(NaturalNews) Since mandatory labeling of genetically-modified organisms (GMOs) in the food supply is still just a cause worth fighting for in the United States, avoiding these toxic poisons can be difficult and confusing for many people. But once you know which crops tend to be GM, and learn how to identify the ingredients derived from them in foods, the process becomes a lot simpler.
The big three GMOs - corn, soy, and cotton
According to the latest data available from the U.S. Department of Agriculture's (USDA) Economic Research Service (ERS), up to 86 percent of all corn; 90 percent of all soybeans; and 93 percent of all cotton planted in the U.S. is of GM origin (http://www.ers.usda.gov/Data/BiotechCrops/). This means that virtually all food products containing corn-, soy-, or cotton-derived ingredients that are not certified organic are also of GM origin.

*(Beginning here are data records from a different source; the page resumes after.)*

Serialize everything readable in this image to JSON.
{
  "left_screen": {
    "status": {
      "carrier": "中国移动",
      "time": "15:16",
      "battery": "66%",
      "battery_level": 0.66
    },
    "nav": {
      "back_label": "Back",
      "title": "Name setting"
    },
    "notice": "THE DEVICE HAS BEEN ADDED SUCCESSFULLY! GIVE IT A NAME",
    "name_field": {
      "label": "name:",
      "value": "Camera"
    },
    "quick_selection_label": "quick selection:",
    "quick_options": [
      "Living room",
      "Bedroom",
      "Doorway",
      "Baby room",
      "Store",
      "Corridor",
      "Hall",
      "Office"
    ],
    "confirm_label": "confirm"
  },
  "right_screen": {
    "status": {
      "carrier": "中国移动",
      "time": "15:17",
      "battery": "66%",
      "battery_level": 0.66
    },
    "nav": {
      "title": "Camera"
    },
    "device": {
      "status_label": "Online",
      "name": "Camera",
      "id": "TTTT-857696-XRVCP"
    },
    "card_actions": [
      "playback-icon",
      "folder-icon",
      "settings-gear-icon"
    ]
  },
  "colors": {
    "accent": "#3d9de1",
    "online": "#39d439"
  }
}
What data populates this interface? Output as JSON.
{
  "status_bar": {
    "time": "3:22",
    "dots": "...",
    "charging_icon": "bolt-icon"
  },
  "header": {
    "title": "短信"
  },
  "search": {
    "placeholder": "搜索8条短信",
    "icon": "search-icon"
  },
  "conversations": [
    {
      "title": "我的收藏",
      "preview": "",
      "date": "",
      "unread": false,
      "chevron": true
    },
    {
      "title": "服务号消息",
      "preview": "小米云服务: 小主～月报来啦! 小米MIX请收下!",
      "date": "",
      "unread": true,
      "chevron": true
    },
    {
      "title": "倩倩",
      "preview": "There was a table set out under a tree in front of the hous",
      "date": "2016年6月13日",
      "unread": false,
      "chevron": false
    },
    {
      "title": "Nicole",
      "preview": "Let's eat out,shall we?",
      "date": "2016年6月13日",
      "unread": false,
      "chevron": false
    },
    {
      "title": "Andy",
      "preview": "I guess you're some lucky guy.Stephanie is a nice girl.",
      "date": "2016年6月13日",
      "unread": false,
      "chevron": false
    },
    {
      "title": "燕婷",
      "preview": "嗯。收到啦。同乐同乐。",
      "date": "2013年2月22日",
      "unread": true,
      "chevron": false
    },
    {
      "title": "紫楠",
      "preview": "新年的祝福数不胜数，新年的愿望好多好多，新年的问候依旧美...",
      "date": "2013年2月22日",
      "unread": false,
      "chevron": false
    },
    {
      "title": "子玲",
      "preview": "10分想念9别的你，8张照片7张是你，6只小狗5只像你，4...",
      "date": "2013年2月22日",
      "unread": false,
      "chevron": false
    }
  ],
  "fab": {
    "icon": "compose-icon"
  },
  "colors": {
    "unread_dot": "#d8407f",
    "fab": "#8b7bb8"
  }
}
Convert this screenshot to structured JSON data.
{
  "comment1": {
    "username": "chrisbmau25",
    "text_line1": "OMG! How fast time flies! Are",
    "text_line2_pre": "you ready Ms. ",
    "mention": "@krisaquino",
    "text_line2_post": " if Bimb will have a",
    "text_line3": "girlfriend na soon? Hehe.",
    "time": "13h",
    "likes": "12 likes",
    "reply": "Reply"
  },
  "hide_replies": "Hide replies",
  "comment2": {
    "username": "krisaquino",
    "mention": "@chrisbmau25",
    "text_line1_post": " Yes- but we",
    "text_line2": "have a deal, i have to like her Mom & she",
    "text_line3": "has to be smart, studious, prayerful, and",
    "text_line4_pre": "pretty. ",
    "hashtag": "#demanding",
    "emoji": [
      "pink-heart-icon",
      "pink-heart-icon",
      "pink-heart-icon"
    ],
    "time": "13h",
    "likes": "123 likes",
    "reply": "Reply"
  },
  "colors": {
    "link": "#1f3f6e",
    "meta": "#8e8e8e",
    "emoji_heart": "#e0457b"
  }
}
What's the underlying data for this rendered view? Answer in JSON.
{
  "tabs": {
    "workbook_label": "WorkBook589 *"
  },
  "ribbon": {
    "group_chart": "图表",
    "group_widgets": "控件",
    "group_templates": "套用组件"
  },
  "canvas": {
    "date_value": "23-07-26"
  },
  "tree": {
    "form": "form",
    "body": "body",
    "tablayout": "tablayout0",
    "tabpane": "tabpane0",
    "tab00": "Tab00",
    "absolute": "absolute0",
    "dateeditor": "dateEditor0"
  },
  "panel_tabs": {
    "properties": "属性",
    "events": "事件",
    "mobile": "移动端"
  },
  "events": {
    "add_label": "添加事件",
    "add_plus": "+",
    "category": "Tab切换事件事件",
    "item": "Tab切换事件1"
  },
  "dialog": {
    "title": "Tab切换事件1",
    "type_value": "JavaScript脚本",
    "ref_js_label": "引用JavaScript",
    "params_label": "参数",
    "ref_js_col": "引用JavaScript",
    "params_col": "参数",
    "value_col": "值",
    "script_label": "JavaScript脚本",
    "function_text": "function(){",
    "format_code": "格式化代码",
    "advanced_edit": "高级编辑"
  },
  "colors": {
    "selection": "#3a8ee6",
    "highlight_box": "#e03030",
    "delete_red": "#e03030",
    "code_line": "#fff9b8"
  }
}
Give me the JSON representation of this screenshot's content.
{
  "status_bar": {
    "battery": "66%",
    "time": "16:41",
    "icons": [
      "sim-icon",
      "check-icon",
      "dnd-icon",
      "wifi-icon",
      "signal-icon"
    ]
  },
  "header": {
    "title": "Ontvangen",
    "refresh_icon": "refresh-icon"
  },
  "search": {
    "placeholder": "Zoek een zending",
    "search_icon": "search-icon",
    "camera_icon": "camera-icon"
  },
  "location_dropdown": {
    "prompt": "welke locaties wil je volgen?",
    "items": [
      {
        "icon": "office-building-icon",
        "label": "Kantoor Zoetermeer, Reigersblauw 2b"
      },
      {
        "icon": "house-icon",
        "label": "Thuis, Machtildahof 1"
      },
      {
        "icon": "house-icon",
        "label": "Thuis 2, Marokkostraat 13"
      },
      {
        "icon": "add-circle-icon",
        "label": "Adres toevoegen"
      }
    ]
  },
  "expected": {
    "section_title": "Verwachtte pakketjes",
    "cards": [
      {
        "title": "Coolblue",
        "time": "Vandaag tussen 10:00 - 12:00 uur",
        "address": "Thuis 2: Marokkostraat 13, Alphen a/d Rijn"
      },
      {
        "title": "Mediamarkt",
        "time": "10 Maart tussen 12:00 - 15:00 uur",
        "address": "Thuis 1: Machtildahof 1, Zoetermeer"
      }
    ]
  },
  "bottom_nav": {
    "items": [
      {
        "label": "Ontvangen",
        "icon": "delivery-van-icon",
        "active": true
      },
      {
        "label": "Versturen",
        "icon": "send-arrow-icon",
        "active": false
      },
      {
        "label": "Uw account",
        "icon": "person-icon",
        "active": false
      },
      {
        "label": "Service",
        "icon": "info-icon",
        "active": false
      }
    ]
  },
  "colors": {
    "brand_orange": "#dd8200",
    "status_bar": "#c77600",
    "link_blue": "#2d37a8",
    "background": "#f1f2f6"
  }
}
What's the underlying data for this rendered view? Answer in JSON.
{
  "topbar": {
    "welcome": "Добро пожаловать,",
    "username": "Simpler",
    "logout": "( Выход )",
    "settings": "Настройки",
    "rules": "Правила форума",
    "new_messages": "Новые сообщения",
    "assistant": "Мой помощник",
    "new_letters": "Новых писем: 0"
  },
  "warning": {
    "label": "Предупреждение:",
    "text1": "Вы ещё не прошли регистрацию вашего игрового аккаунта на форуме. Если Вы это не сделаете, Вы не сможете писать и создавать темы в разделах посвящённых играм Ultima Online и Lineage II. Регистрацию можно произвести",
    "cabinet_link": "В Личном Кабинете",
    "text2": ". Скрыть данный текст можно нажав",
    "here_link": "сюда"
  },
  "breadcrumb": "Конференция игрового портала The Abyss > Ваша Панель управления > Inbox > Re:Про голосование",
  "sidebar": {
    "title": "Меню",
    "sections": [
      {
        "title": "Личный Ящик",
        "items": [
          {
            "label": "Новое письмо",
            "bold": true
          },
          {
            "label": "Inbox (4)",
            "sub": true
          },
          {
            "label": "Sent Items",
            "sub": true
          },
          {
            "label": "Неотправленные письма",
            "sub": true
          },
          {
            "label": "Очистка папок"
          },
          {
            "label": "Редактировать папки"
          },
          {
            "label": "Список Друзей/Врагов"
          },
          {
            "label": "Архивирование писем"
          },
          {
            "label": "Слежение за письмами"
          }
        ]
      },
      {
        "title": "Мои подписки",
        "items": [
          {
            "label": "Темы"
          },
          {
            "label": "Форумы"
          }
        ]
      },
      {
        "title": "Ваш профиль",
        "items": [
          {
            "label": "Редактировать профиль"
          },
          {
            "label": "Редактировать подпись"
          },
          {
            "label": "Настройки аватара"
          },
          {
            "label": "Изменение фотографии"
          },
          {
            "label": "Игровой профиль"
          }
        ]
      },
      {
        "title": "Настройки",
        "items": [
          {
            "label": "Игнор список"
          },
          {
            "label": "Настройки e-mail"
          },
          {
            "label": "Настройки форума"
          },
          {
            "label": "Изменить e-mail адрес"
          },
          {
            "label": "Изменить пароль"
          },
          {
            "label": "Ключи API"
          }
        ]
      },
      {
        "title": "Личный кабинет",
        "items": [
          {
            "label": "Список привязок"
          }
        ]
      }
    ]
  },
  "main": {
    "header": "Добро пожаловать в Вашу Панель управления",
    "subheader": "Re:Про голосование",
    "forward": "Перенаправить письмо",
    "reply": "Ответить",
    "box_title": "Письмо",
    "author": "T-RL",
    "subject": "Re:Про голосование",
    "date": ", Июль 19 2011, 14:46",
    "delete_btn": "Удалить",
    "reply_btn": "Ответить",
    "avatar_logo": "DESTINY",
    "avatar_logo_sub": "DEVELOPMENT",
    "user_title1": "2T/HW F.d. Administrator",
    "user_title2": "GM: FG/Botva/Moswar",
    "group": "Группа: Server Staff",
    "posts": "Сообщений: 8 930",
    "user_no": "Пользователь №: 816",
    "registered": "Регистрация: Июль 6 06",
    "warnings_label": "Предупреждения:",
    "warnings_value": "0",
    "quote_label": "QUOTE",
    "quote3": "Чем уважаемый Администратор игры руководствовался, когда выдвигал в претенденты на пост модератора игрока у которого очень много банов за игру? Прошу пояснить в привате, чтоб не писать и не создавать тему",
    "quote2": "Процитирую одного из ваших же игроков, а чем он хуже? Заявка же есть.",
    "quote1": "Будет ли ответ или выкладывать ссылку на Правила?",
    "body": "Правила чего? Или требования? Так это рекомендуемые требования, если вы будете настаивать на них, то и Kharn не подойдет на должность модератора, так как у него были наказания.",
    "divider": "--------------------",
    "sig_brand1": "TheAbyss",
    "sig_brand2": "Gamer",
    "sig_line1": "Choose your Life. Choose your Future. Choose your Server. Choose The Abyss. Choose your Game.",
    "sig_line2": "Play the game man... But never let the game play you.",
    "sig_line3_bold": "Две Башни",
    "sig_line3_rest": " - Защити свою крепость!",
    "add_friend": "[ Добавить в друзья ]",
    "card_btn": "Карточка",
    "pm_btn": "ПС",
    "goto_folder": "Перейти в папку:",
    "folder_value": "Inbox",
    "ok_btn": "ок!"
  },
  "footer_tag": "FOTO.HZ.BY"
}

Paying attention to avoid just these "big three," which are prevalent throughout the food supply, is a great first step to eliminating GMOs from your diet. But in order to do this effectively, you need to be aware of the various ingredients and additives derived from these crops that are also commonly added to foods.
Besides the obvious culprits like corn chips or soy milk, many foods that may not necessarily appear to be derived from corn, soy, or cotton actually contain one or more of their derivatives. Corn meal, soy flour, corn starch, cottonseed oil, and soy lecithin are just a few of the GM ingredients you will find in many food products on store shelves today.
According to an information page created by Seeds of Deception, the following soy, corn, and cotton ingredients and additives are most likely of GM origin when not certified organic:
Canola oil, sugar beets, conventional meat and dairy
Canola oil, also known as rapeseed oil in some countries, is another major GM product found in many salad dressings, dips, snack products, and practically anything that contains oil additives. Nearly all of the canola grown in the U.S. is grown in North Dakota, and at least 90 percent of it is said to be of GM origin (http://www.npr.org/templates/story/story.php?storyId=129010499).
Conventional products that do not specifically list sugar additives as "cane sugar" may be using beet sugar, the vast majority of which is of GM origin as well. At its peak, GM sugar beets represented a whopping 95 percent of all domestically-grown sugar beets (http://grist.org).
Then we have conventional meat and dairy products, which typically contain GMOs due to the feed given to animals at conventional, factory farming operations. Unless certified organic or pasture-based, conventional meat and dairy products likely contain GMOs that made their way into the final product through the food chain.
Buy local and organic as much as possible
When in doubt about whether a product contains GMOs, just ask. Manufacturers that refuse to disclose whether or not their products contain GMOs are likely using them, so just avoid them. And always buy local and organic whenever possible to avoid GMOs.